(2) Review the history of each helicopter and TT strap. Determine the age since initial installation on any helicopter (age) and the number of flights on each affected TT strap. Enter the age, hours time-in-service (TIS), and the number of flights for each TT strap on the component log card or equivalent record. When the number of flights is unknown, multiply the number of hours TIS by 5 to determine the number of flights.
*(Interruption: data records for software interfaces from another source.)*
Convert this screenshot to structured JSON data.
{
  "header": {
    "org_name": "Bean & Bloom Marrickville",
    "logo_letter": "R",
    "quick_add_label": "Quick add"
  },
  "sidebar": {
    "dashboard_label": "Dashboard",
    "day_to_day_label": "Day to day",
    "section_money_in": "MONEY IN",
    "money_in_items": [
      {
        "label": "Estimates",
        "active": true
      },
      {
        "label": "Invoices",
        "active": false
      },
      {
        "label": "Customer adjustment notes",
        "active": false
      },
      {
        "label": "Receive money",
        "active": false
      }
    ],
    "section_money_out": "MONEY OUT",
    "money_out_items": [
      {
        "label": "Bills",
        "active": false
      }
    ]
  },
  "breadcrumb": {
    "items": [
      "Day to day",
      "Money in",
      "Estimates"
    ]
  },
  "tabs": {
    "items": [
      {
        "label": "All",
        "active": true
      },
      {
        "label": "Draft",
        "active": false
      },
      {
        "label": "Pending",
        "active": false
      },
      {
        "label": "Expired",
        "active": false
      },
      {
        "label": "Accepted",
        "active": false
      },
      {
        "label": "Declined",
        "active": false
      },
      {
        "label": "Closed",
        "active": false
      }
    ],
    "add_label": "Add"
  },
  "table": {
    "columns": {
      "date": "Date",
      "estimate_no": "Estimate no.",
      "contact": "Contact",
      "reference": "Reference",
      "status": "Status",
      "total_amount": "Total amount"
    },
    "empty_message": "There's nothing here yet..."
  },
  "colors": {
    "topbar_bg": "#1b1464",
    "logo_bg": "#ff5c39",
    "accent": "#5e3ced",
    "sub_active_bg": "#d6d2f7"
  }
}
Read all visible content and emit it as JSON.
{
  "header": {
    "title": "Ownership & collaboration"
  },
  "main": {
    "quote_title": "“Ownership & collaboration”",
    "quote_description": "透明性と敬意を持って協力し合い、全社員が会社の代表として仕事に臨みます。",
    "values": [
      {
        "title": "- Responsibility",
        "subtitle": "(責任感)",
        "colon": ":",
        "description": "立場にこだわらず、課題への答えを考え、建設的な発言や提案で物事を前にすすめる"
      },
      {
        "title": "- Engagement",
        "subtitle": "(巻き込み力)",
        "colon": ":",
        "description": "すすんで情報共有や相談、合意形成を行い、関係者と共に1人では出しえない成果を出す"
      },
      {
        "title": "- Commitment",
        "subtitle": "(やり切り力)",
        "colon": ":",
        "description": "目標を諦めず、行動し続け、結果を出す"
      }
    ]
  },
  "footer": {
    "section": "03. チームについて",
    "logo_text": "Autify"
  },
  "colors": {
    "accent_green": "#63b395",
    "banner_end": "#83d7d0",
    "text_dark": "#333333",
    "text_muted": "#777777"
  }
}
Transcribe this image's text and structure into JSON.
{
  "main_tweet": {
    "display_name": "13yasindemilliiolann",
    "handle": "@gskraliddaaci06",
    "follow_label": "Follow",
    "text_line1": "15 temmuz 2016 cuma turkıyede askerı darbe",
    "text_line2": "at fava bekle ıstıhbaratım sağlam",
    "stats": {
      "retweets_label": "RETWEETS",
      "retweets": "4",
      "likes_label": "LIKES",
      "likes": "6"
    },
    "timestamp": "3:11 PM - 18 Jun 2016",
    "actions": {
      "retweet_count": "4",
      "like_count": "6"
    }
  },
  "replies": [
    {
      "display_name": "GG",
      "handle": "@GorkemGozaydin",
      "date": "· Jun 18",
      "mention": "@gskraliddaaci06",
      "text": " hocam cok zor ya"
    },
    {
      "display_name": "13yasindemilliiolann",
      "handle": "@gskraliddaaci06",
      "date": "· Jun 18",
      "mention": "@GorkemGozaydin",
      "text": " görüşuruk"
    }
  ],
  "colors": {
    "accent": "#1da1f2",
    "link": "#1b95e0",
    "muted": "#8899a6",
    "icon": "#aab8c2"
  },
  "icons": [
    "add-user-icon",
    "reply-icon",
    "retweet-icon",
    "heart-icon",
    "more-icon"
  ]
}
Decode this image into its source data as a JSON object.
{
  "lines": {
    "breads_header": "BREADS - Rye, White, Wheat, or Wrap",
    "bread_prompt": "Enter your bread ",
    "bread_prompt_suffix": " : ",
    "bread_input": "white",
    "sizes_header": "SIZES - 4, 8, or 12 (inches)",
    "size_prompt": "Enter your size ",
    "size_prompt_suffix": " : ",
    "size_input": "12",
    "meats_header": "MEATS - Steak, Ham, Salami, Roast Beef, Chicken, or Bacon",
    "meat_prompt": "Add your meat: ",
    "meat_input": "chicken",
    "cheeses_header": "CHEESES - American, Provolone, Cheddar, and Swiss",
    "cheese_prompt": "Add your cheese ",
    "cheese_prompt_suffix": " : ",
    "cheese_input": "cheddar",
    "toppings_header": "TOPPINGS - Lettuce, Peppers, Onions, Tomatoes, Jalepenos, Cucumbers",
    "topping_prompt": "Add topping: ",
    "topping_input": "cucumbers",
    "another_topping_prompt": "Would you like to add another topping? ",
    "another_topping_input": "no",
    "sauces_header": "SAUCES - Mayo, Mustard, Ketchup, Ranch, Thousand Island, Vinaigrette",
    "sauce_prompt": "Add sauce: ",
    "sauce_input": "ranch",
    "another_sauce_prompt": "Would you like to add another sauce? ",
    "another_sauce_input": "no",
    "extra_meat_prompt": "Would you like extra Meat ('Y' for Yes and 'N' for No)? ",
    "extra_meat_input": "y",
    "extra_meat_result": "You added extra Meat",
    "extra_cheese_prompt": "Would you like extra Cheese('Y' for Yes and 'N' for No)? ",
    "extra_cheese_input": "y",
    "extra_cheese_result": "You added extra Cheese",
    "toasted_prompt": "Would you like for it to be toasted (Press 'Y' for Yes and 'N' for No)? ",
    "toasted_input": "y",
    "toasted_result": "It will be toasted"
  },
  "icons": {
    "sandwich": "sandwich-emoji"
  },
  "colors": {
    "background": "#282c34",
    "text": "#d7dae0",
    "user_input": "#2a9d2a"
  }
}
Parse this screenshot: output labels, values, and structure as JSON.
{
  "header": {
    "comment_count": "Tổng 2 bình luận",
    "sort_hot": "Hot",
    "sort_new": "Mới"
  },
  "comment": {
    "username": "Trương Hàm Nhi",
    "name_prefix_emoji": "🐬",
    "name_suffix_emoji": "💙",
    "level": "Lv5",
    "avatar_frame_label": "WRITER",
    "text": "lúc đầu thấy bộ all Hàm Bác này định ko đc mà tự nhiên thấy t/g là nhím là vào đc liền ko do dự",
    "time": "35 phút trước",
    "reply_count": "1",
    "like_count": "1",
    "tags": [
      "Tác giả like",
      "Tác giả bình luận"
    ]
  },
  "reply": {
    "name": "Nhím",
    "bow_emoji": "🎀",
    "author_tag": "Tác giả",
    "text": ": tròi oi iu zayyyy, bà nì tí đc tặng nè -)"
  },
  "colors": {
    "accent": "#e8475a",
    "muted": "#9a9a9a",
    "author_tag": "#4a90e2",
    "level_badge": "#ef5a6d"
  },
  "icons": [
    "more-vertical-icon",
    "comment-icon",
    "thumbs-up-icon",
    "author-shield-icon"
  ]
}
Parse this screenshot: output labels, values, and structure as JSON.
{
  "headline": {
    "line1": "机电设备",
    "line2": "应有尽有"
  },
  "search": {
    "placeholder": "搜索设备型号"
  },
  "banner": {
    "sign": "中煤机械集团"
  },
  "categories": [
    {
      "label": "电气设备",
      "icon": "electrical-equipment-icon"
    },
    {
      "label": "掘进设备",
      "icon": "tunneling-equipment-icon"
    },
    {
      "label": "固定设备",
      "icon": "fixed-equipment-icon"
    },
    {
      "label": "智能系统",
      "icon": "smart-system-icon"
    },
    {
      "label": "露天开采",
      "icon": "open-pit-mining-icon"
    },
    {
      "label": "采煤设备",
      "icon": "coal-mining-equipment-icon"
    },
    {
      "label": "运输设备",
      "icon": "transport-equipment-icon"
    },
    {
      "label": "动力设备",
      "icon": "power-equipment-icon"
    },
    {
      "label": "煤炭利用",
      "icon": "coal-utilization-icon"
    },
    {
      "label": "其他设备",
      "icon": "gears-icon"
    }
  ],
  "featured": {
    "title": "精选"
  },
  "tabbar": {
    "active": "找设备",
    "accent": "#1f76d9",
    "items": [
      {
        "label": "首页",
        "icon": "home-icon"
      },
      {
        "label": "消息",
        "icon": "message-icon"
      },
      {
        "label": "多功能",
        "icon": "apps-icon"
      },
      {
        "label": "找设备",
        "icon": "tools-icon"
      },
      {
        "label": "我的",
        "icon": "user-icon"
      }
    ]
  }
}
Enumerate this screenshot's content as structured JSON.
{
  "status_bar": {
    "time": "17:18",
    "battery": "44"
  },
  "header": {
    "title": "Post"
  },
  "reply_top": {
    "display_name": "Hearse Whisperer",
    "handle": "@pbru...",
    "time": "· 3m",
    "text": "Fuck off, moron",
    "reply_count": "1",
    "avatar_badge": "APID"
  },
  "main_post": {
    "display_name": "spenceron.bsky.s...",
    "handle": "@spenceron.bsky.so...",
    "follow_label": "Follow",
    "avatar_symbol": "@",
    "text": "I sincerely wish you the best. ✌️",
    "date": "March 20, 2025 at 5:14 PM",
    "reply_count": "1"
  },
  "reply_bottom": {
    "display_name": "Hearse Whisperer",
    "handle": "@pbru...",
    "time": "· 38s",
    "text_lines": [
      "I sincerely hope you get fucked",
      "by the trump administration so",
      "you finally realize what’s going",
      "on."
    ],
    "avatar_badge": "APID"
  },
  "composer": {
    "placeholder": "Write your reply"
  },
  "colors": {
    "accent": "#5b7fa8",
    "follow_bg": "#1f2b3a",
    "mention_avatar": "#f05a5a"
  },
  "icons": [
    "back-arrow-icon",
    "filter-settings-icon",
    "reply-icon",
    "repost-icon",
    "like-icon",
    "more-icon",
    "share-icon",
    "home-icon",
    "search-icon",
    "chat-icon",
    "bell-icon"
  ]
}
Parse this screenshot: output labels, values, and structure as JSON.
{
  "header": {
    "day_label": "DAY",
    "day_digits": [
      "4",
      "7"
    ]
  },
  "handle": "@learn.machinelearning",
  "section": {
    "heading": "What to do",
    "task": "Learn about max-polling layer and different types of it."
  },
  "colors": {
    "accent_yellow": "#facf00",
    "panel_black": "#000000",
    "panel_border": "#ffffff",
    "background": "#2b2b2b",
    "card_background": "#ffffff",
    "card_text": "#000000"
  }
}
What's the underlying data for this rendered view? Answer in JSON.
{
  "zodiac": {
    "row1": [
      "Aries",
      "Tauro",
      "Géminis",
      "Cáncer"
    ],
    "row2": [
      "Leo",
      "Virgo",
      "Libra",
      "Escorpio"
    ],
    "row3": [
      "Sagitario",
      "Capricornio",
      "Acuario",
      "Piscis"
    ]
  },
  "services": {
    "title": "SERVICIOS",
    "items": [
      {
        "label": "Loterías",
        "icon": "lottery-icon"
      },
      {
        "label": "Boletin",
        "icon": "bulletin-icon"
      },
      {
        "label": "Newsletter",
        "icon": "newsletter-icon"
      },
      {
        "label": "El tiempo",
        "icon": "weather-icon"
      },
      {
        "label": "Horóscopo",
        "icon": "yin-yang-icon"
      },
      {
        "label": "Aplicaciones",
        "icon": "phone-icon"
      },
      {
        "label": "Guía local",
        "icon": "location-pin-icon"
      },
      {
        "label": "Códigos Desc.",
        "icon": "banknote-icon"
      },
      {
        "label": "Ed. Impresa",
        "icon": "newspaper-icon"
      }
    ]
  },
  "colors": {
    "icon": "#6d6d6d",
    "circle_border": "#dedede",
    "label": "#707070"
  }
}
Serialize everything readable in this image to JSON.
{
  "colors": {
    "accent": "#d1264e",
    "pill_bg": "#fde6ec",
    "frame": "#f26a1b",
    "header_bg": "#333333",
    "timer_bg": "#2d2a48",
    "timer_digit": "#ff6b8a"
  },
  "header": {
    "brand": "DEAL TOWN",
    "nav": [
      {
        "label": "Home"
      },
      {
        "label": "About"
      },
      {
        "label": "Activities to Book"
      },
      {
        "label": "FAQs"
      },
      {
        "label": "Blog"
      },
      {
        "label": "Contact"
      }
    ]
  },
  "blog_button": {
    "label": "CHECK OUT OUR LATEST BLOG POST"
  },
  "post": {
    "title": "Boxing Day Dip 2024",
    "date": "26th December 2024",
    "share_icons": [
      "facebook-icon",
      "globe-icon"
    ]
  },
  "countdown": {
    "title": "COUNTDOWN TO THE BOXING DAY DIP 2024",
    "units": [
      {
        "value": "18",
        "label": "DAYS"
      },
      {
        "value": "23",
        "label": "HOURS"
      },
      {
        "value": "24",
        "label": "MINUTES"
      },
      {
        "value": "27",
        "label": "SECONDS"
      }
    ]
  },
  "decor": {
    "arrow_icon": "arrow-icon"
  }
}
If a TT strap has been previously used at any time on Model BO-105LS A-3 `SUPER LIFTER”, BO-105 CB-5, BO-105 CBS-5, BO-105 DBS-5, or any MBB-BK 117 series helicopter, multiply the total number of flights accumulated on those other models by a factor of 1.6 and then add that result to the number of flights accumulated on the helicopters affected by this AD.
(3) Remove any TT strap from service if the total hours TIS or number of flights and age cannot be determined.
(b) Remove any TT strap, P/N 2604067 (Bendix) or P/N J17322-1 (Lord), that has been in service for 120 months since initial installation on any helicopter, or has accumulated 25,000 flights (a flight is a takeoff and a landing), or has been in service for 3,800 hours TIS.
(c) This AD revises the Airworthiness Limitations Section of the maintenance manual by establishing a revised life limit for the TT strap, P/N 2604067 (Bendix) or P/N J17322-1 (Lord), of 120 months, 25,000 flights, or 3,800 hours TIS, whichever occurs first.
Note 1: Eurocopter Canada Limited Alert Service Bulletin No. ASB-BO 105 LS-10-10, Revision 1, dated January 8, 2008, which is not incorporated by reference, contains additional information about the subject of this AD.
(d) To request a different method of compliance or a different compliance time for this AD, follow the procedures in 14 CFR 39.19. Contact the Manager, Safety Management Group, FAA, ATTN: Sharon Miles, Aviation Safety Engineer, FAA, Rotorcraft Directorate, Regulations and Policy Group, 2601 Meacham Blvd., Fort Worth, Texas 76137, telephone (817) 222-5122, fax (817) 222-5961, for information about previously approved alternative methods of compliance.
(e) The Joint Aircraft System/Component (JASC) Code is 6200: Main Rotor System.
Note 2: The subject of this AD is addressed in Transport Canada (Canada) AD No. CF-2008-17R1, dated May 26, 2008. The European Aviation Safety Agency, which is the Technical Agent for the current type certificate holder, the Federal Republic of Germany, has adopted and requires compliance with the Transport Canada AD.
Issued in Fort Worth, Texas, on June 3, 2011.
Manager, Rotorcraft Directorate, Aircraft Certification Service.
[FR Doc. 2011-21472 Filed 8-22-11; 8:45 am]
BILLING CODE 4910-13-P